## What is being asked
Write out the records word for word, with no pictures.
--- Records Enclosed Below ---
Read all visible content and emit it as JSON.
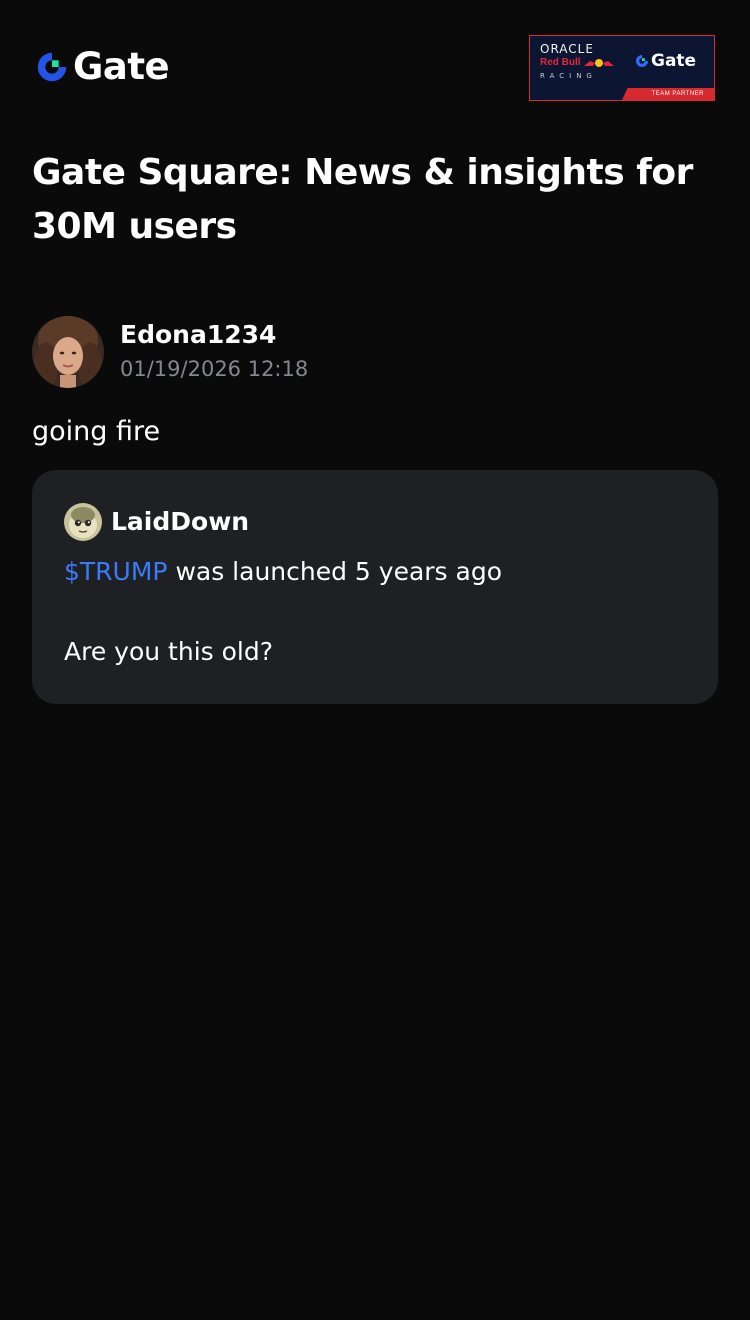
{
  "header": {
    "brand_name": "Gate",
    "partner_badge": {
      "oracle": "ORACLE",
      "redbull": "Red Bull",
      "racing": "RACING",
      "gate": "Gate",
      "tag": "TEAM PARTNER"
    }
  },
  "page_title": "Gate Square: News & insights for 30M users",
  "post": {
    "author": "Edona1234",
    "timestamp": "01/19/2026 12:18",
    "text": "going fire",
    "quote": {
      "author": "LaidDown",
      "ticker": "$TRUMP",
      "line1_rest": " was launched 5 years ago",
      "line2": "Are you this old?"
    }
  },
  "colors": {
    "background": "#0a0a0b",
    "card": "#1f2024",
    "accent_blue": "#3b7bf5",
    "brand_green": "#17e6a1",
    "muted_text": "#84878f",
    "partner_red": "#d62a2e",
    "partner_navy": "#0c1531"
  },
  "icons": {
    "brand_logo": "gate-logo-icon",
    "partner_logo": "gate-logo-icon",
    "bulls": "red-bull-icon"
  }
}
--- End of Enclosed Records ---
## Task solution
Read all visible content and emit it as JSON.
{
  "header": {
    "brand_name": "Gate",
    "partner_badge": {
      "oracle": "ORACLE",
      "redbull": "Red Bull",
      "racing": "RACING",
      "gate": "Gate",
      "tag": "TEAM PARTNER"
    }
  },
  "page_title": "Gate Square: News & insights for 30M users",
  "post": {
    "author": "Edona1234",
    "timestamp": "01/19/2026 12:18",
    "text": "going fire",
    "quote": {
      "author": "LaidDown",
      "ticker": "$TRUMP",
      "line1_rest": " was launched 5 years ago",
      "line2": "Are you this old?"
    }
  },
  "colors": {
    "background": "#0a0a0b",
    "card": "#1f2024",
    "accent_blue": "#3b7bf5",
    "brand_green": "#17e6a1",
    "muted_text": "#84878f",
    "partner_red": "#d62a2e",
    "partner_navy": "#0c1531"
  },
  "icons": {
    "brand_logo": "gate-logo-icon",
    "partner_logo": "gate-logo-icon",
    "bulls": "red-bull-icon"
  }
}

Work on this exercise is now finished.